_Exercise description_
Give back the data in full, with every line exact.
-------- Listed entries --------
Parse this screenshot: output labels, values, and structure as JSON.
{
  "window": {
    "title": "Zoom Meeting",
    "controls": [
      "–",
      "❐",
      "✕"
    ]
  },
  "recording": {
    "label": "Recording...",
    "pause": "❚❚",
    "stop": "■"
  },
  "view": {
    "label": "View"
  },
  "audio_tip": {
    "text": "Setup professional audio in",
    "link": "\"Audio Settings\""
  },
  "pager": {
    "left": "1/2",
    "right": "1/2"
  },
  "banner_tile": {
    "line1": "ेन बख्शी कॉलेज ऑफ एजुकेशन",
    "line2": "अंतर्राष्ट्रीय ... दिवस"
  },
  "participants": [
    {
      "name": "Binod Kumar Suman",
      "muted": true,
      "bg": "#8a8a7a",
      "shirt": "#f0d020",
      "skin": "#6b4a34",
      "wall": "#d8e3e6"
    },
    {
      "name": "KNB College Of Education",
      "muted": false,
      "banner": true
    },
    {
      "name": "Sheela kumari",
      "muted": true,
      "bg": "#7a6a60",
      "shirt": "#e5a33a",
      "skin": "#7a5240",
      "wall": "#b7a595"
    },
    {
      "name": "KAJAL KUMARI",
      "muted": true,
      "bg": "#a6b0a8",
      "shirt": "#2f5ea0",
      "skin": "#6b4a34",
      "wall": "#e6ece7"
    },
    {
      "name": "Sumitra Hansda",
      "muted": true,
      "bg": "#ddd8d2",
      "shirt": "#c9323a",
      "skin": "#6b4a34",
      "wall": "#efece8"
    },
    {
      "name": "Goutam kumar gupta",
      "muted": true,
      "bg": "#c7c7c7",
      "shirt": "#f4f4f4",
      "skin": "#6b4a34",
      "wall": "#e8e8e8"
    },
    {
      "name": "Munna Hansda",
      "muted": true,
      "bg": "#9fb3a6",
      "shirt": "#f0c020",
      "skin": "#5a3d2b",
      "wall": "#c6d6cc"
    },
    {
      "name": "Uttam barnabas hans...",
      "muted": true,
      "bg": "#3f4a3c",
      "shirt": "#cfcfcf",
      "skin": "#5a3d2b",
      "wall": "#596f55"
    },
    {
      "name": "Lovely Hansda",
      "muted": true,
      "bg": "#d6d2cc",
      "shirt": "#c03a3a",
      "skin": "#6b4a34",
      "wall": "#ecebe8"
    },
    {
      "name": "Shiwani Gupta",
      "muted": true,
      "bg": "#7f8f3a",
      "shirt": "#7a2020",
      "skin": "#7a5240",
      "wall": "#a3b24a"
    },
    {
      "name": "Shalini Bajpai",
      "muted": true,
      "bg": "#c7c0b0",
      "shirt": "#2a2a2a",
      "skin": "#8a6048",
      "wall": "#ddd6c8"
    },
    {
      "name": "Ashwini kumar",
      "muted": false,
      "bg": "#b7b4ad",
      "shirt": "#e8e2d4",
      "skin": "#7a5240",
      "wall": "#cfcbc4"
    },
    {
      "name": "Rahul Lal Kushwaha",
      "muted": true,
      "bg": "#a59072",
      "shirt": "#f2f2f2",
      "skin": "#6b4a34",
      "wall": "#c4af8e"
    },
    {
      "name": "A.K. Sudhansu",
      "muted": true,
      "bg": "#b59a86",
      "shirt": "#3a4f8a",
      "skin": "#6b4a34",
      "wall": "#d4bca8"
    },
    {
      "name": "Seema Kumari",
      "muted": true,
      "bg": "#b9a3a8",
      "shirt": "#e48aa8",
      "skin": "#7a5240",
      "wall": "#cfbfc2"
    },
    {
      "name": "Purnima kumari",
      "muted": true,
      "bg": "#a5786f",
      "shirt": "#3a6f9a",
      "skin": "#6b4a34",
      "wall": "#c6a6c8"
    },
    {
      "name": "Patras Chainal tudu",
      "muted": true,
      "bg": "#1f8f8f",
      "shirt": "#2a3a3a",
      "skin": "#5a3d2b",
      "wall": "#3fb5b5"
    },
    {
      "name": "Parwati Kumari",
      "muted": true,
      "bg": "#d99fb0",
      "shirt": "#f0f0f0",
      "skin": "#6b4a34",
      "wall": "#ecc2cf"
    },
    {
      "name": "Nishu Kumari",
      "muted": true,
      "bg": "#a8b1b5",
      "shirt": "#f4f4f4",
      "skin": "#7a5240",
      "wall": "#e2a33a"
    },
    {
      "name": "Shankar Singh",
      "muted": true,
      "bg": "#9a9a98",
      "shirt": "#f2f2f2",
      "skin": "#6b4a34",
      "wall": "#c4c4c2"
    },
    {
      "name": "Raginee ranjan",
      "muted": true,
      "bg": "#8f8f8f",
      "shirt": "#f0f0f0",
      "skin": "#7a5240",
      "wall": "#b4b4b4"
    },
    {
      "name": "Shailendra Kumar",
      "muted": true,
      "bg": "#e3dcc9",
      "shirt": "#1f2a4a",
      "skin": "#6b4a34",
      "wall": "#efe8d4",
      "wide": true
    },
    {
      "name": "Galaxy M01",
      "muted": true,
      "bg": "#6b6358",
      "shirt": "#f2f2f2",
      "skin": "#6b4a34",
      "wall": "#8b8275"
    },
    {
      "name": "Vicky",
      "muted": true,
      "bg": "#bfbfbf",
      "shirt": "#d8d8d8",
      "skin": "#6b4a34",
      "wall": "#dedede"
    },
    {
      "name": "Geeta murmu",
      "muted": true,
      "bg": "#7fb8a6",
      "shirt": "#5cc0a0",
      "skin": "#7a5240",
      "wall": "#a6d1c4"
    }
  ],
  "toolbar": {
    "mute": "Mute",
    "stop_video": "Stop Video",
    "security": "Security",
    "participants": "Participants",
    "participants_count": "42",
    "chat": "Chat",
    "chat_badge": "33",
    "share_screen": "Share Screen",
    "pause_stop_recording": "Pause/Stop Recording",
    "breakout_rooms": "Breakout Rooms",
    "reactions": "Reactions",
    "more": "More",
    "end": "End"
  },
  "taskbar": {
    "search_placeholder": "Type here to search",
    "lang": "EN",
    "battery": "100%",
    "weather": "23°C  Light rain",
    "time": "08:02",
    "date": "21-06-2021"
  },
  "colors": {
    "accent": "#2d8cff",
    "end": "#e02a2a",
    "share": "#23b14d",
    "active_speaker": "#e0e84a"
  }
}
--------
_Task output_
Parse this screenshot: output labels, values, and structure as JSON.
{
  "window": {
    "title": "Zoom Meeting",
    "controls": [
      "–",
      "❐",
      "✕"
    ]
  },
  "recording": {
    "label": "Recording...",
    "pause": "❚❚",
    "stop": "■"
  },
  "view": {
    "label": "View"
  },
  "audio_tip": {
    "text": "Setup professional audio in",
    "link": "\"Audio Settings\""
  },
  "pager": {
    "left": "1/2",
    "right": "1/2"
  },
  "banner_tile": {
    "line1": "ेन बख्शी कॉलेज ऑफ एजुकेशन",
    "line2": "अंतर्राष्ट्रीय ... दिवस"
  },
  "participants": [
    {
      "name": "Binod Kumar Suman",
      "muted": true,
      "bg": "#8a8a7a",
      "shirt": "#f0d020",
      "skin": "#6b4a34",
      "wall": "#d8e3e6"
    },
    {
      "name": "KNB College Of Education",
      "muted": false,
      "banner": true
    },
    {
      "name": "Sheela kumari",
      "muted": true,
      "bg": "#7a6a60",
      "shirt": "#e5a33a",
      "skin": "#7a5240",
      "wall": "#b7a595"
    },
    {
      "name": "KAJAL KUMARI",
      "muted": true,
      "bg": "#a6b0a8",
      "shirt": "#2f5ea0",
      "skin": "#6b4a34",
      "wall": "#e6ece7"
    },
    {
      "name": "Sumitra Hansda",
      "muted": true,
      "bg": "#ddd8d2",
      "shirt": "#c9323a",
      "skin": "#6b4a34",
      "wall": "#efece8"
    },
    {
      "name": "Goutam kumar gupta",
      "muted": true,
      "bg": "#c7c7c7",
      "shirt": "#f4f4f4",
      "skin": "#6b4a34",
      "wall": "#e8e8e8"
    },
    {
      "name": "Munna Hansda",
      "muted": true,
      "bg": "#9fb3a6",
      "shirt": "#f0c020",
      "skin": "#5a3d2b",
      "wall": "#c6d6cc"
    },
    {
      "name": "Uttam barnabas hans...",
      "muted": true,
      "bg": "#3f4a3c",
      "shirt": "#cfcfcf",
      "skin": "#5a3d2b",
      "wall": "#596f55"
    },
    {
      "name": "Lovely Hansda",
      "muted": true,
      "bg": "#d6d2cc",
      "shirt": "#c03a3a",
      "skin": "#6b4a34",
      "wall": "#ecebe8"
    },
    {
      "name": "Shiwani Gupta",
      "muted": true,
      "bg": "#7f8f3a",
      "shirt": "#7a2020",
      "skin": "#7a5240",
      "wall": "#a3b24a"
    },
    {
      "name": "Shalini Bajpai",
      "muted": true,
      "bg": "#c7c0b0",
      "shirt": "#2a2a2a",
      "skin": "#8a6048",
      "wall": "#ddd6c8"
    },
    {
      "name": "Ashwini kumar",
      "muted": false,
      "bg": "#b7b4ad",
      "shirt": "#e8e2d4",
      "skin": "#7a5240",
      "wall": "#cfcbc4"
    },
    {
      "name": "Rahul Lal Kushwaha",
      "muted": true,
      "bg": "#a59072",
      "shirt": "#f2f2f2",
      "skin": "#6b4a34",
      "wall": "#c4af8e"
    },
    {
      "name": "A.K. Sudhansu",
      "muted": true,
      "bg": "#b59a86",
      "shirt": "#3a4f8a",
      "skin": "#6b4a34",
      "wall": "#d4bca8"
    },
    {
      "name": "Seema Kumari",
      "muted": true,
      "bg": "#b9a3a8",
      "shirt": "#e48aa8",
      "skin": "#7a5240",
      "wall": "#cfbfc2"
    },
    {
      "name": "Purnima kumari",
      "muted": true,
      "bg": "#a5786f",
      "shirt": "#3a6f9a",
      "skin": "#6b4a34",
      "wall": "#c6a6c8"
    },
    {
      "name": "Patras Chainal tudu",
      "muted": true,
      "bg": "#1f8f8f",
      "shirt": "#2a3a3a",
      "skin": "#5a3d2b",
      "wall": "#3fb5b5"
    },
    {
      "name": "Parwati Kumari",
      "muted": true,
      "bg": "#d99fb0",
      "shirt": "#f0f0f0",
      "skin": "#6b4a34",
      "wall": "#ecc2cf"
    },
    {
      "name": "Nishu Kumari",
      "muted": true,
      "bg": "#a8b1b5",
      "shirt": "#f4f4f4",
      "skin": "#7a5240",
      "wall": "#e2a33a"
    },
    {
      "name": "Shankar Singh",
      "muted": true,
      "bg": "#9a9a98",
      "shirt": "#f2f2f2",
      "skin": "#6b4a34",
      "wall": "#c4c4c2"
    },
    {
      "name": "Raginee ranjan",
      "muted": true,
      "bg": "#8f8f8f",
      "shirt": "#f0f0f0",
      "skin": "#7a5240",
      "wall": "#b4b4b4"
    },
    {
      "name": "Shailendra Kumar",
      "muted": true,
      "bg": "#e3dcc9",
      "shirt": "#1f2a4a",
      "skin": "#6b4a34",
      "wall": "#efe8d4",
      "wide": true
    },
    {
      "name": "Galaxy M01",
      "muted": true,
      "bg": "#6b6358",
      "shirt": "#f2f2f2",
      "skin": "#6b4a34",
      "wall": "#8b8275"
    },
    {
      "name": "Vicky",
      "muted": true,
      "bg": "#bfbfbf",
      "shirt": "#d8d8d8",
      "skin": "#6b4a34",
      "wall": "#dedede"
    },
    {
      "name": "Geeta murmu",
      "muted": true,
      "bg": "#7fb8a6",
      "shirt": "#5cc0a0",
      "skin": "#7a5240",
      "wall": "#a6d1c4"
    }
  ],
  "toolbar": {
    "mute": "Mute",
    "stop_video": "Stop Video",
    "security": "Security",
    "participants": "Participants",
    "participants_count": "42",
    "chat": "Chat",
    "chat_badge": "33",
    "share_screen": "Share Screen",
    "pause_stop_recording": "Pause/Stop Recording",
    "breakout_rooms": "Breakout Rooms",
    "reactions": "Reactions",
    "more": "More",
    "end": "End"
  },
  "taskbar": {
    "search_placeholder": "Type here to search",
    "lang": "EN",
    "battery": "100%",
    "weather": "23°C  Light rain",
    "time": "08:02",
    "date": "21-06-2021"
  },
  "colors": {
    "accent": "#2d8cff",
    "end": "#e02a2a",
    "share": "#23b14d",
    "active_speaker": "#e0e84a"
  }
}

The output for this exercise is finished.